Extracted data entries
--- START ---
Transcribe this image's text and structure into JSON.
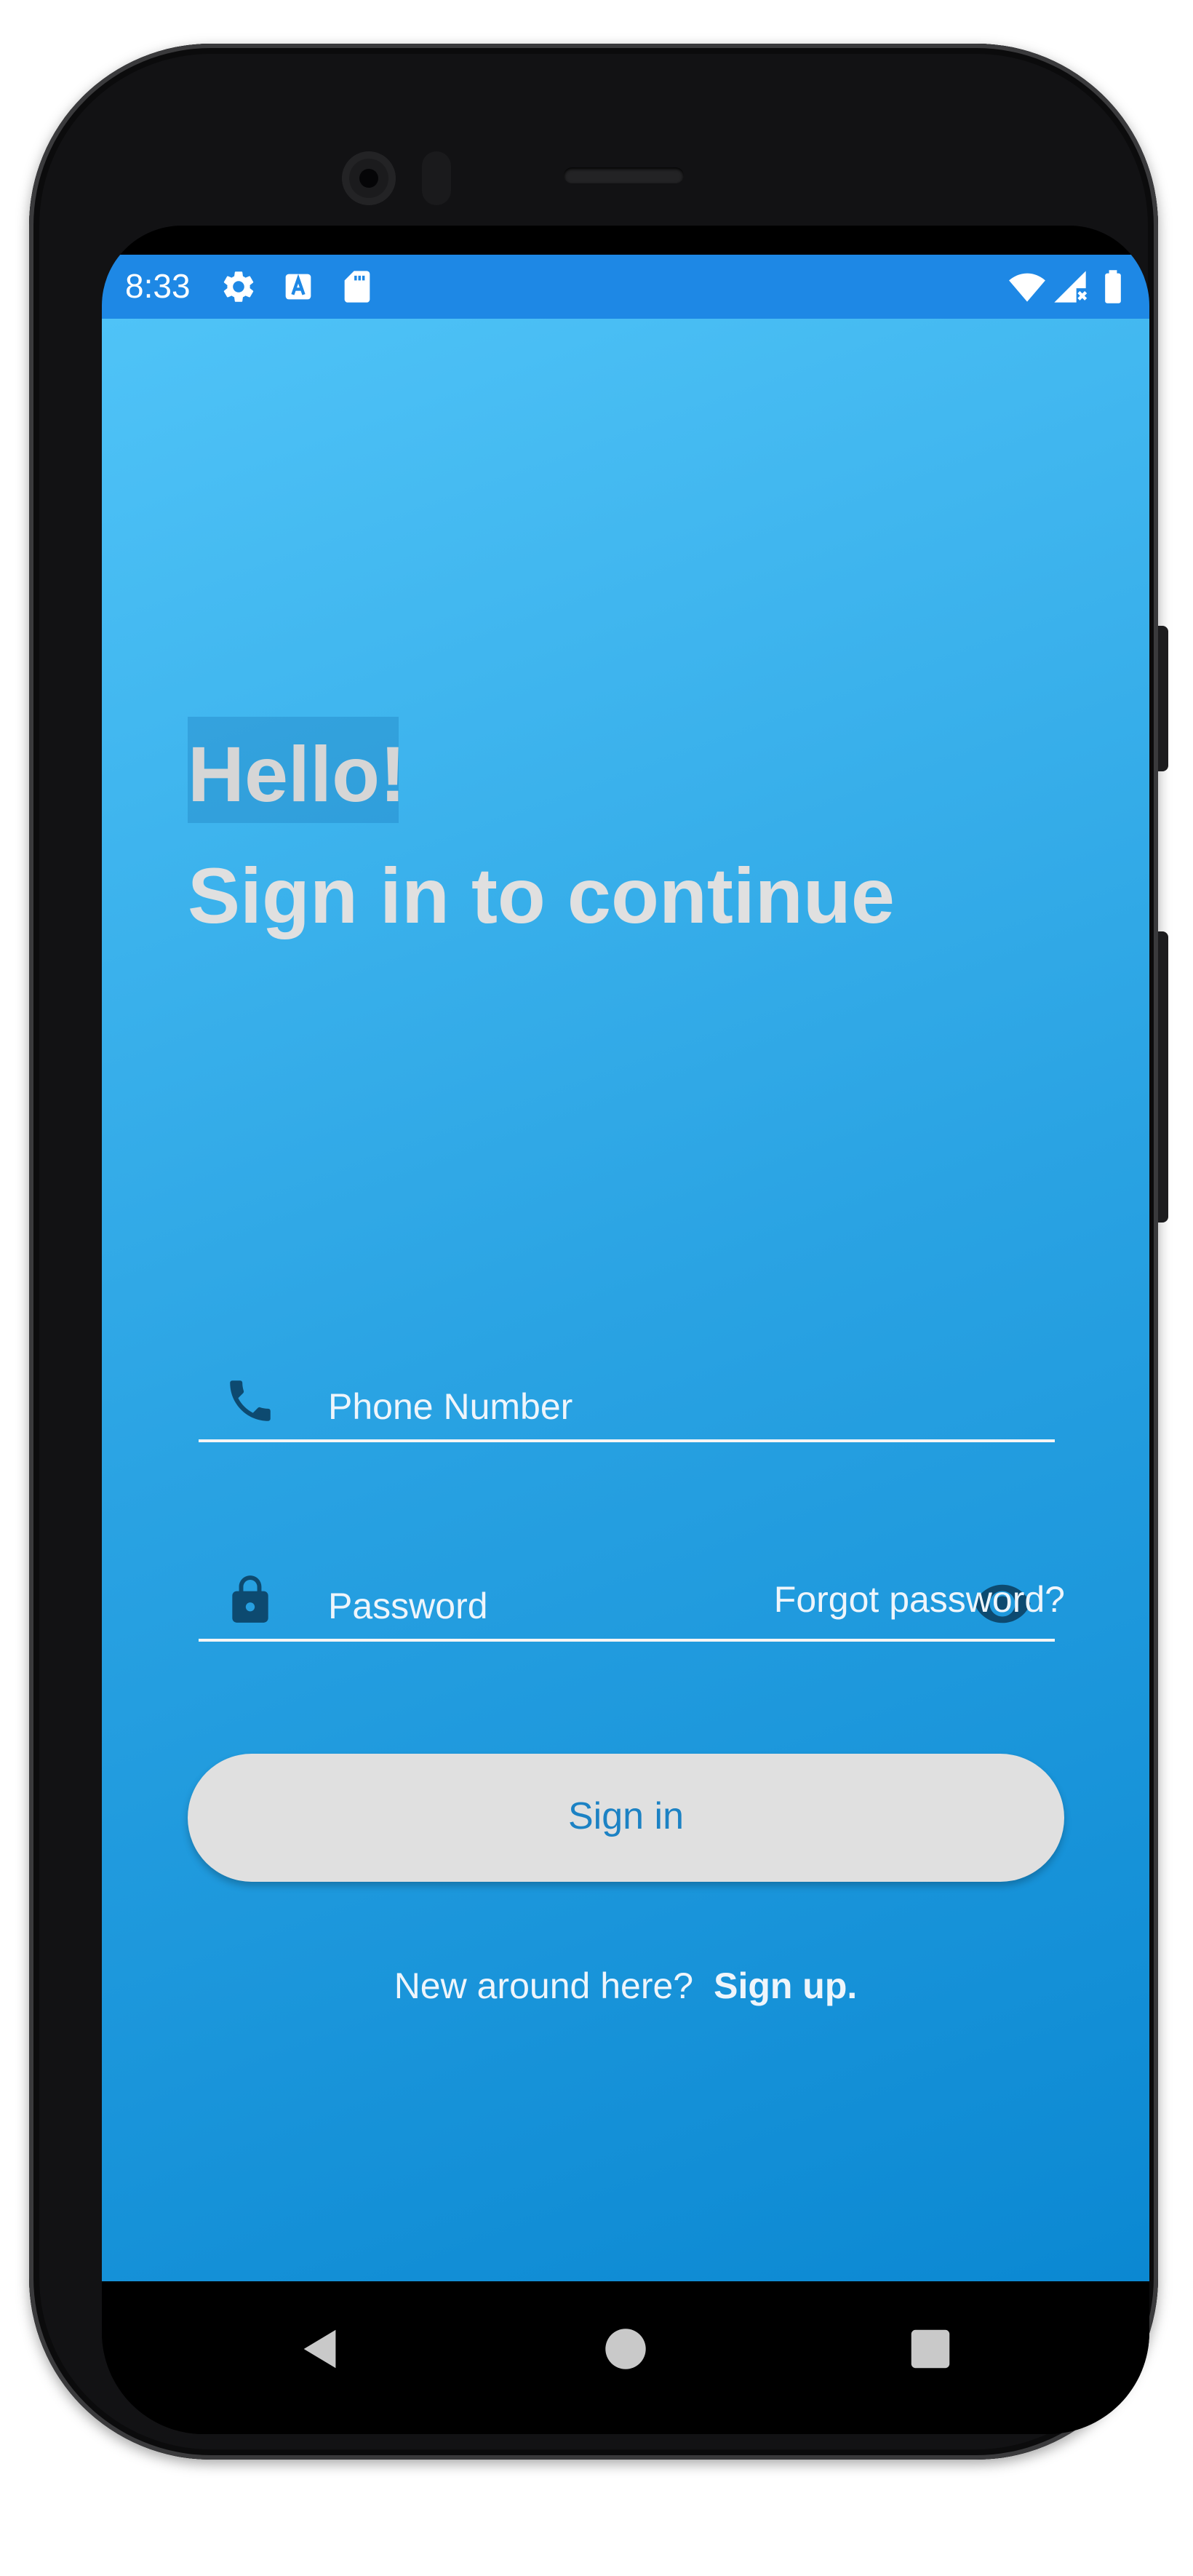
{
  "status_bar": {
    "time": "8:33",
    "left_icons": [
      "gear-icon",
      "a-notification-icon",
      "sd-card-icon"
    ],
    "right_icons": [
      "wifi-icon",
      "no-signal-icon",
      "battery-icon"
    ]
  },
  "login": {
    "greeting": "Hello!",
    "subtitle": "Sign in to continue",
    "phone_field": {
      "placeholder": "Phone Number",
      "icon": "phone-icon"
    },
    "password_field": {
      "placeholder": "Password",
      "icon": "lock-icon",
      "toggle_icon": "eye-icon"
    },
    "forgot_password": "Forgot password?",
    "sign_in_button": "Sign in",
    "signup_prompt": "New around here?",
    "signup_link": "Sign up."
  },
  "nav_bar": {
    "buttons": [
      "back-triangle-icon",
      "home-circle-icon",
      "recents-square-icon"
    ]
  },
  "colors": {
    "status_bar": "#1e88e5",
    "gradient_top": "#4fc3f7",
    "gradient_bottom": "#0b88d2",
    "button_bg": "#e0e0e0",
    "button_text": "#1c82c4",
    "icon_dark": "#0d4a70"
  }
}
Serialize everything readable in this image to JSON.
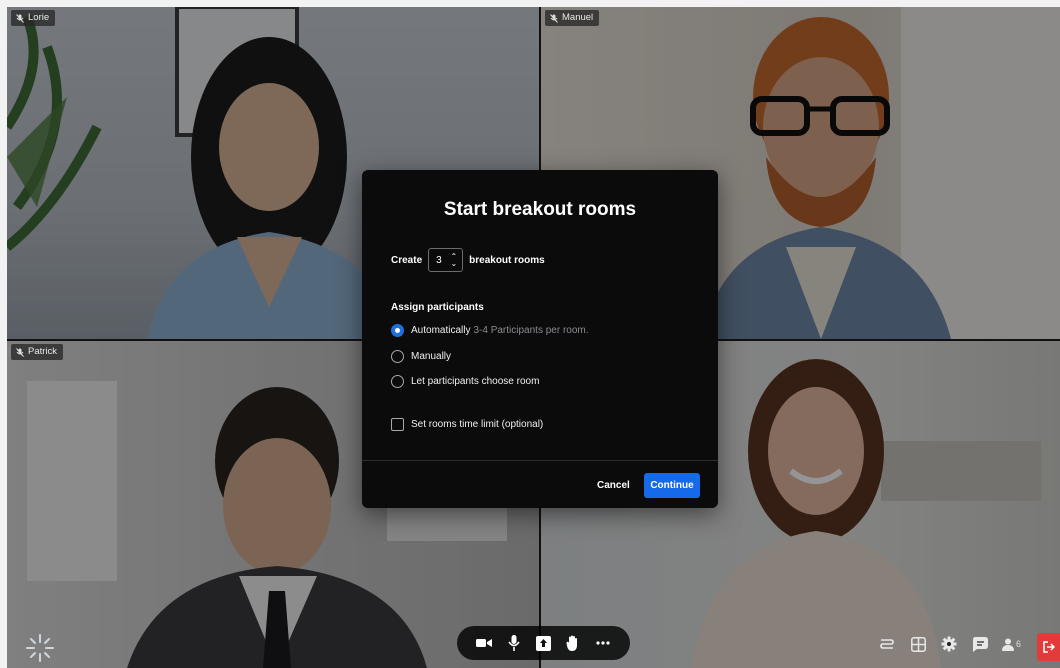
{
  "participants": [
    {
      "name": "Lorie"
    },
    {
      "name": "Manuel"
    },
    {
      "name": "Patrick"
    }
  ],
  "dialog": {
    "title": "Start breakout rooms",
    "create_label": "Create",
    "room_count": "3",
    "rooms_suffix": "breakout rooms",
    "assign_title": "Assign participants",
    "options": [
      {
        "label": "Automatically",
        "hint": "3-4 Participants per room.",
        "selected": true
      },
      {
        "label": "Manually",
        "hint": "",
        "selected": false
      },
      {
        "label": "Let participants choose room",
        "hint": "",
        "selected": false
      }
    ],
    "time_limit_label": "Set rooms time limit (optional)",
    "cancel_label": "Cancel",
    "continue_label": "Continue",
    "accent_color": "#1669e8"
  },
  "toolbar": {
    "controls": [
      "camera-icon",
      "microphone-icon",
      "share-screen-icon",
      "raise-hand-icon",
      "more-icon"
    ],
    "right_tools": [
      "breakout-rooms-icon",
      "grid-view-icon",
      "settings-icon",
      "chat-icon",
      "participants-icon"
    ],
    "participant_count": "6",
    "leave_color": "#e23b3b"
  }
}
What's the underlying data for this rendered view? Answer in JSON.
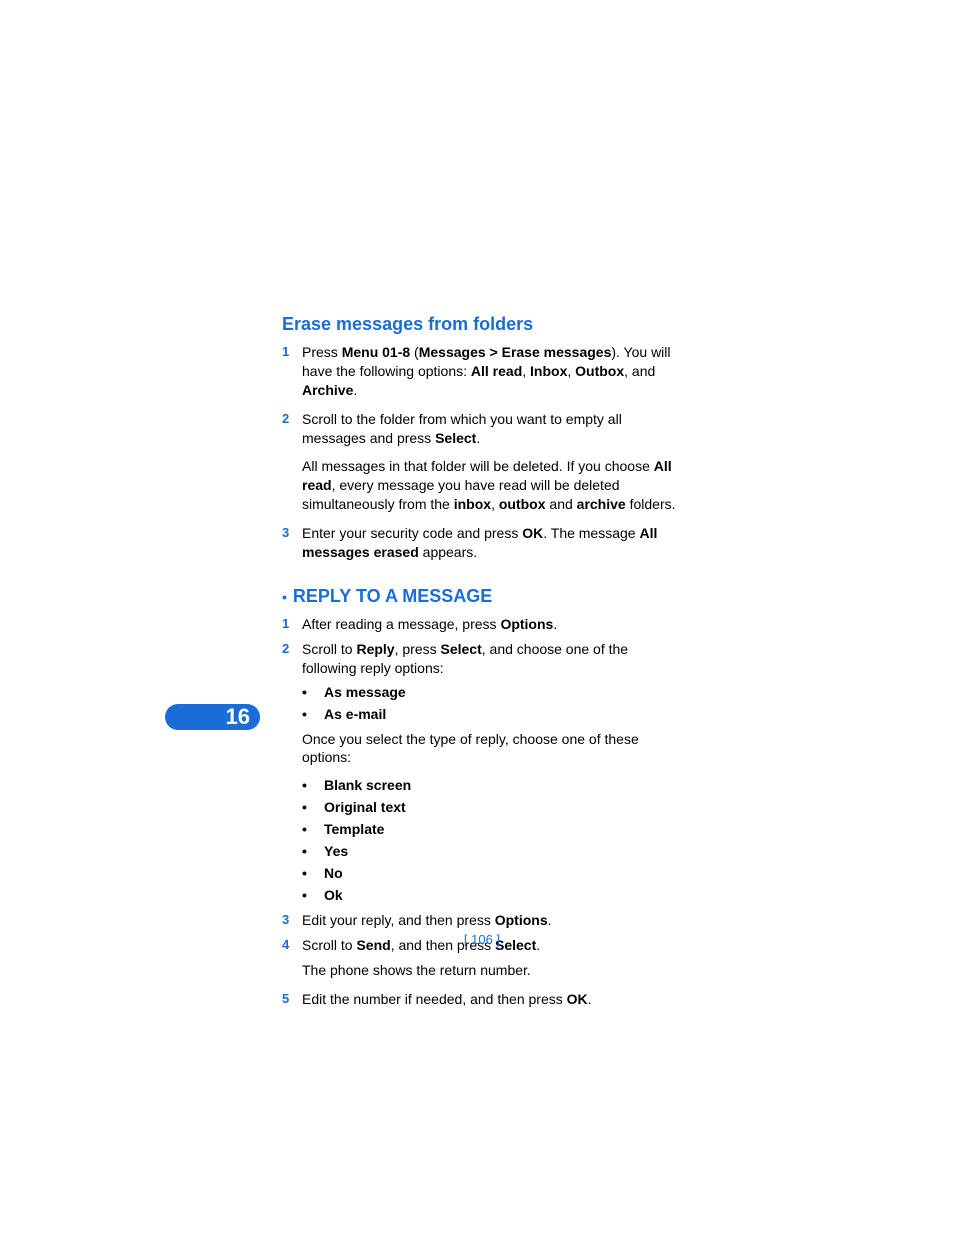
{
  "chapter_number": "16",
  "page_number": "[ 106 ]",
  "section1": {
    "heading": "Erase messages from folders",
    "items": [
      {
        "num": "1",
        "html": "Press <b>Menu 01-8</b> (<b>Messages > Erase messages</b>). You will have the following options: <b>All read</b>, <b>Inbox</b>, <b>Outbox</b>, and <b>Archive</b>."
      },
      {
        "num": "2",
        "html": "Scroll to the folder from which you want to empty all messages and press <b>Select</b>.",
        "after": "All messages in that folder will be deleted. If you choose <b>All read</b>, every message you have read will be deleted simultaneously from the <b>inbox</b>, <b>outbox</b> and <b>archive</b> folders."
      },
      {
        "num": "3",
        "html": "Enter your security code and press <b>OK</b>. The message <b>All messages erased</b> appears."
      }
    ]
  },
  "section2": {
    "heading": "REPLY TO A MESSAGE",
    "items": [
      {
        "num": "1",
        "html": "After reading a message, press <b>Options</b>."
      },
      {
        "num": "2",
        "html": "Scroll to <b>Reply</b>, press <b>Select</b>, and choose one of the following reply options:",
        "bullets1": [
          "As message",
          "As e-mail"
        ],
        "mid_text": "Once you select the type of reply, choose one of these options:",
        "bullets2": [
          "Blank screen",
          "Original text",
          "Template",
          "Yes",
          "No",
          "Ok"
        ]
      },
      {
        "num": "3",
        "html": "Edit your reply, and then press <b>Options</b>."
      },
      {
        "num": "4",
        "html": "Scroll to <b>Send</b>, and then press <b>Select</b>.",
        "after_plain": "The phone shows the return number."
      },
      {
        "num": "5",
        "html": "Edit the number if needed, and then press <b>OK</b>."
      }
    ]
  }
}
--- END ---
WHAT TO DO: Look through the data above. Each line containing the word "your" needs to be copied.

EXERCISE OUTPUT:
        "html": "Enter your security code and press <b>OK</b>. The message <b>All messages erased</b> appears."
        "html": "Edit your reply, and then press <b>Options</b>."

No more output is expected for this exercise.